(Items from a data source)

BEGIN

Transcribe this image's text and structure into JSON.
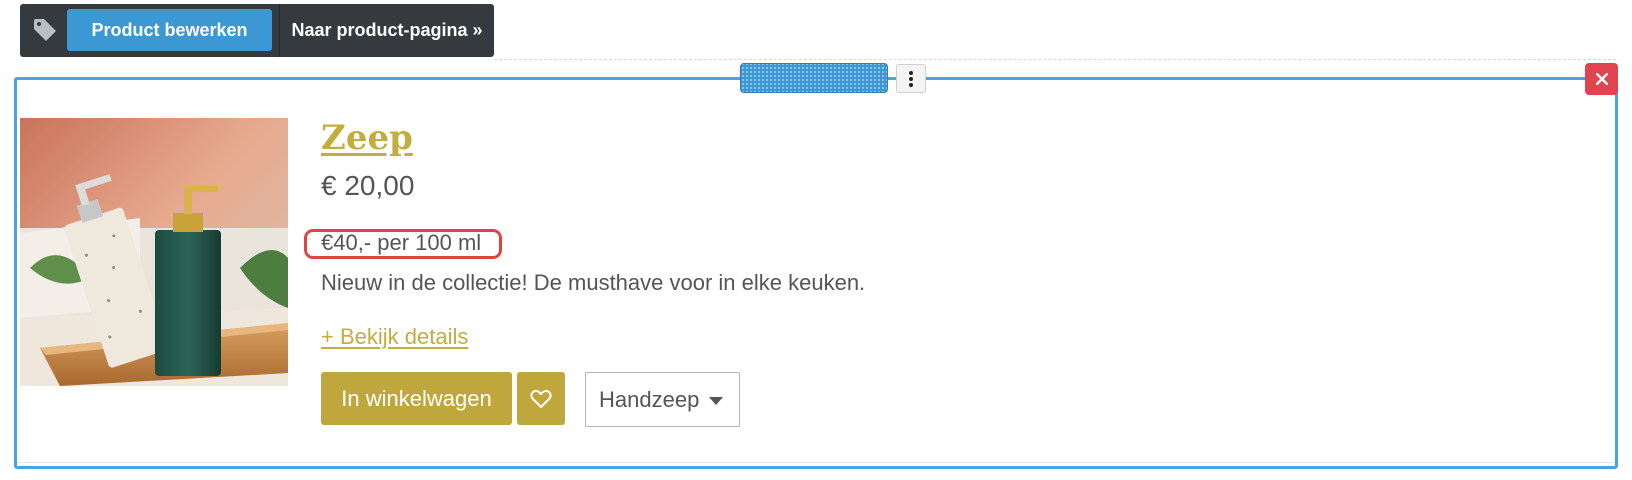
{
  "toolbar": {
    "icon": "tag-icon",
    "edit_label": "Product bewerken",
    "page_label": "Naar product-pagina »"
  },
  "block_controls": {
    "drag_icon": "drag-handle",
    "menu_icon": "kebab-menu-icon",
    "close_icon": "close-icon"
  },
  "product": {
    "title": "Zeep",
    "price": "€ 20,00",
    "unit_price": "€40,- per 100 ml",
    "description": "Nieuw in de collectie! De musthave voor in elke keuken.",
    "details_link": "+ Bekijk details",
    "cart_label": "In winkelwagen",
    "wishlist_icon": "heart-icon",
    "variant_selected": "Handzeep"
  },
  "colors": {
    "accent_gold": "#bfa73e",
    "selection_blue": "#46a6e3",
    "toolbar_dark": "#353a3f",
    "edit_button_blue": "#3c98d2",
    "close_red": "#e0444f",
    "highlight_red": "#dd4444"
  }
}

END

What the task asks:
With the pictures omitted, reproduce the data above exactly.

Exercise output:
Transcribe this image's text and structure into JSON.
{
  "toolbar": {
    "icon": "tag-icon",
    "edit_label": "Product bewerken",
    "page_label": "Naar product-pagina »"
  },
  "block_controls": {
    "drag_icon": "drag-handle",
    "menu_icon": "kebab-menu-icon",
    "close_icon": "close-icon"
  },
  "product": {
    "title": "Zeep",
    "price": "€ 20,00",
    "unit_price": "€40,- per 100 ml",
    "description": "Nieuw in de collectie! De musthave voor in elke keuken.",
    "details_link": "+ Bekijk details",
    "cart_label": "In winkelwagen",
    "wishlist_icon": "heart-icon",
    "variant_selected": "Handzeep"
  },
  "colors": {
    "accent_gold": "#bfa73e",
    "selection_blue": "#46a6e3",
    "toolbar_dark": "#353a3f",
    "edit_button_blue": "#3c98d2",
    "close_red": "#e0444f",
    "highlight_red": "#dd4444"
  }
}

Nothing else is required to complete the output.